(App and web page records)
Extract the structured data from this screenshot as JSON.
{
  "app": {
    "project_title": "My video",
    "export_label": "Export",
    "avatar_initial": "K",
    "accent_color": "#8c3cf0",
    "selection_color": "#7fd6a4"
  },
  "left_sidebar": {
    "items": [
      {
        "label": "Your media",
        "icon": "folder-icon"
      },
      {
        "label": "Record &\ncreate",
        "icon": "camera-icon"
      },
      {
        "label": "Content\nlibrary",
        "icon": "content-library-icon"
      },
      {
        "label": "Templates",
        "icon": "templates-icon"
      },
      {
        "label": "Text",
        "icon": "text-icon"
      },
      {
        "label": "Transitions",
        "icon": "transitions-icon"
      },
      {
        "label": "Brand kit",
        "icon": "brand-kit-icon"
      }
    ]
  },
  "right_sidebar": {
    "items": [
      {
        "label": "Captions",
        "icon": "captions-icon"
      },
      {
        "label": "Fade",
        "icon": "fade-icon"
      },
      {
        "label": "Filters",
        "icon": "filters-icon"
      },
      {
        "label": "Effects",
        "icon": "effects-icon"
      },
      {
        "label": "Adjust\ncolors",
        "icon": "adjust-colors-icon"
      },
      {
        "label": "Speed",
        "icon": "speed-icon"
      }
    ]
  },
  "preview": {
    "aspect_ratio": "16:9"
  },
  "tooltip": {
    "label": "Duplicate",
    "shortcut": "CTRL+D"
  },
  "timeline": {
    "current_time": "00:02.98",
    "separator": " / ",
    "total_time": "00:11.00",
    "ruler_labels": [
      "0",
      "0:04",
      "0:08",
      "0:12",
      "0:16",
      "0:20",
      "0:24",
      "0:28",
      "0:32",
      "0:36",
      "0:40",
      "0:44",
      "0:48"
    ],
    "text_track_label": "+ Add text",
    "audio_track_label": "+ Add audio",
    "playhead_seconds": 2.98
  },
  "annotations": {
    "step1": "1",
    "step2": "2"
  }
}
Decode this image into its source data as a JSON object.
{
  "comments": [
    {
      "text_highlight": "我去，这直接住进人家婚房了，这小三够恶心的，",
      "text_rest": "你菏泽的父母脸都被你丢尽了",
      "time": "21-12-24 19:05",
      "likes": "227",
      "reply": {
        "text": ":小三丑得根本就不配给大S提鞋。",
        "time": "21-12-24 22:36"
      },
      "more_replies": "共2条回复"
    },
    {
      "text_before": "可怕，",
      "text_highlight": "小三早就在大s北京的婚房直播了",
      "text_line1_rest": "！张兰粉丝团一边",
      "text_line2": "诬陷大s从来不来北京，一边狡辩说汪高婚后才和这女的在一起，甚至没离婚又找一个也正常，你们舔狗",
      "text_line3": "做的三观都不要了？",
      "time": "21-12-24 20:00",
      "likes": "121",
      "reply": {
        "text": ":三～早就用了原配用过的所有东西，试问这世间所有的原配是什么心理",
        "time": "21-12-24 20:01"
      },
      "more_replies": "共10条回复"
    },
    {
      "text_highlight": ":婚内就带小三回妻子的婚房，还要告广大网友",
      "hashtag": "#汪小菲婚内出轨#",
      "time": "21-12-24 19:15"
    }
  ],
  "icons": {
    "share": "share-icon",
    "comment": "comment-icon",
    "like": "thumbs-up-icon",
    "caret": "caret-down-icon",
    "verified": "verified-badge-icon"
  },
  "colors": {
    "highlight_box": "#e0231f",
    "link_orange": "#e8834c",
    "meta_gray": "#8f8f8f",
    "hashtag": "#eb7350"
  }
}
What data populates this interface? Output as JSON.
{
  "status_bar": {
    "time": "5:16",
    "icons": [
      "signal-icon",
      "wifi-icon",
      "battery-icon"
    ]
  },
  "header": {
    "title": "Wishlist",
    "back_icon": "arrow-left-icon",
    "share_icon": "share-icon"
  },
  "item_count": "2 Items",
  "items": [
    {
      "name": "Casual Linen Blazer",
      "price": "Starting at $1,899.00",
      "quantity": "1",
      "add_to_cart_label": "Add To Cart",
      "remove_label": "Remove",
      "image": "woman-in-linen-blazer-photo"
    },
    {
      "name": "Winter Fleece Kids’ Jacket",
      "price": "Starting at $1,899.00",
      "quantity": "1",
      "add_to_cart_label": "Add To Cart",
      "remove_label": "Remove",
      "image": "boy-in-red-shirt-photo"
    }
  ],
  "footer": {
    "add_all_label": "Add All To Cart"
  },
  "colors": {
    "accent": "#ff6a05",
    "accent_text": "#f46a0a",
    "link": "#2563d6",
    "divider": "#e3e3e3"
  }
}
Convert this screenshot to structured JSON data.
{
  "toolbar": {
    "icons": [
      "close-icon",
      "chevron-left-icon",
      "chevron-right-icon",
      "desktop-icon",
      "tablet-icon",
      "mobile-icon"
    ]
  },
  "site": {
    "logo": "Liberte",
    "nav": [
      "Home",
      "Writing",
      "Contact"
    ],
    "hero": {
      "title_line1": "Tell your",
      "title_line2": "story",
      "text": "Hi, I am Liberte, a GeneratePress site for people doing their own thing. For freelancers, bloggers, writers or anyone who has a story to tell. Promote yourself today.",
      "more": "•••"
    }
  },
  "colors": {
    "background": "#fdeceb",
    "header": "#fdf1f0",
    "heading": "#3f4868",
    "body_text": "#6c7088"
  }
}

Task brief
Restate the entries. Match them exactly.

Your response
Extract the structured data from this screenshot as JSON.
{
  "app": {
    "project_title": "My video",
    "export_label": "Export",
    "avatar_initial": "K",
    "accent_color": "#8c3cf0",
    "selection_color": "#7fd6a4"
  },
  "left_sidebar": {
    "items": [
      {
        "label": "Your media",
        "icon": "folder-icon"
      },
      {
        "label": "Record &\ncreate",
        "icon": "camera-icon"
      },
      {
        "label": "Content\nlibrary",
        "icon": "content-library-icon"
      },
      {
        "label": "Templates",
        "icon": "templates-icon"
      },
      {
        "label": "Text",
        "icon": "text-icon"
      },
      {
        "label": "Transitions",
        "icon": "transitions-icon"
      },
      {
        "label": "Brand kit",
        "icon": "brand-kit-icon"
      }
    ]
  },
  "right_sidebar": {
    "items": [
      {
        "label": "Captions",
        "icon": "captions-icon"
      },
      {
        "label": "Fade",
        "icon": "fade-icon"
      },
      {
        "label": "Filters",
        "icon": "filters-icon"
      },
      {
        "label": "Effects",
        "icon": "effects-icon"
      },
      {
        "label": "Adjust\ncolors",
        "icon": "adjust-colors-icon"
      },
      {
        "label": "Speed",
        "icon": "speed-icon"
      }
    ]
  },
  "preview": {
    "aspect_ratio": "16:9"
  },
  "tooltip": {
    "label": "Duplicate",
    "shortcut": "CTRL+D"
  },
  "timeline": {
    "current_time": "00:02.98",
    "separator": " / ",
    "total_time": "00:11.00",
    "ruler_labels": [
      "0",
      "0:04",
      "0:08",
      "0:12",
      "0:16",
      "0:20",
      "0:24",
      "0:28",
      "0:32",
      "0:36",
      "0:40",
      "0:44",
      "0:48"
    ],
    "text_track_label": "+ Add text",
    "audio_track_label": "+ Add audio",
    "playhead_seconds": 2.98
  },
  "annotations": {
    "step1": "1",
    "step2": "2"
  }
}
Decode this image into its source data as a JSON object.
{
  "comments": [
    {
      "text_highlight": "我去，这直接住进人家婚房了，这小三够恶心的，",
      "text_rest": "你菏泽的父母脸都被你丢尽了",
      "time": "21-12-24 19:05",
      "likes": "227",
      "reply": {
        "text": ":小三丑得根本就不配给大S提鞋。",
        "time": "21-12-24 22:36"
      },
      "more_replies": "共2条回复"
    },
    {
      "text_before": "可怕，",
      "text_highlight": "小三早就在大s北京的婚房直播了",
      "text_line1_rest": "！张兰粉丝团一边",
      "text_line2": "诬陷大s从来不来北京，一边狡辩说汪高婚后才和这女的在一起，甚至没离婚又找一个也正常，你们舔狗",
      "text_line3": "做的三观都不要了？",
      "time": "21-12-24 20:00",
      "likes": "121",
      "reply": {
        "text": ":三～早就用了原配用过的所有东西，试问这世间所有的原配是什么心理",
        "time": "21-12-24 20:01"
      },
      "more_replies": "共10条回复"
    },
    {
      "text_highlight": ":婚内就带小三回妻子的婚房，还要告广大网友",
      "hashtag": "#汪小菲婚内出轨#",
      "time": "21-12-24 19:15"
    }
  ],
  "icons": {
    "share": "share-icon",
    "comment": "comment-icon",
    "like": "thumbs-up-icon",
    "caret": "caret-down-icon",
    "verified": "verified-badge-icon"
  },
  "colors": {
    "highlight_box": "#e0231f",
    "link_orange": "#e8834c",
    "meta_gray": "#8f8f8f",
    "hashtag": "#eb7350"
  }
}
What data populates this interface? Output as JSON.
{
  "status_bar": {
    "time": "5:16",
    "icons": [
      "signal-icon",
      "wifi-icon",
      "battery-icon"
    ]
  },
  "header": {
    "title": "Wishlist",
    "back_icon": "arrow-left-icon",
    "share_icon": "share-icon"
  },
  "item_count": "2 Items",
  "items": [
    {
      "name": "Casual Linen Blazer",
      "price": "Starting at $1,899.00",
      "quantity": "1",
      "add_to_cart_label": "Add To Cart",
      "remove_label": "Remove",
      "image": "woman-in-linen-blazer-photo"
    },
    {
      "name": "Winter Fleece Kids’ Jacket",
      "price": "Starting at $1,899.00",
      "quantity": "1",
      "add_to_cart_label": "Add To Cart",
      "remove_label": "Remove",
      "image": "boy-in-red-shirt-photo"
    }
  ],
  "footer": {
    "add_all_label": "Add All To Cart"
  },
  "colors": {
    "accent": "#ff6a05",
    "accent_text": "#f46a0a",
    "link": "#2563d6",
    "divider": "#e3e3e3"
  }
}
Convert this screenshot to structured JSON data.
{
  "toolbar": {
    "icons": [
      "close-icon",
      "chevron-left-icon",
      "chevron-right-icon",
      "desktop-icon",
      "tablet-icon",
      "mobile-icon"
    ]
  },
  "site": {
    "logo": "Liberte",
    "nav": [
      "Home",
      "Writing",
      "Contact"
    ],
    "hero": {
      "title_line1": "Tell your",
      "title_line2": "story",
      "text": "Hi, I am Liberte, a GeneratePress site for people doing their own thing. For freelancers, bloggers, writers or anyone who has a story to tell. Promote yourself today.",
      "more": "•••"
    }
  },
  "colors": {
    "background": "#fdeceb",
    "header": "#fdf1f0",
    "heading": "#3f4868",
    "body_text": "#6c7088"
  }
}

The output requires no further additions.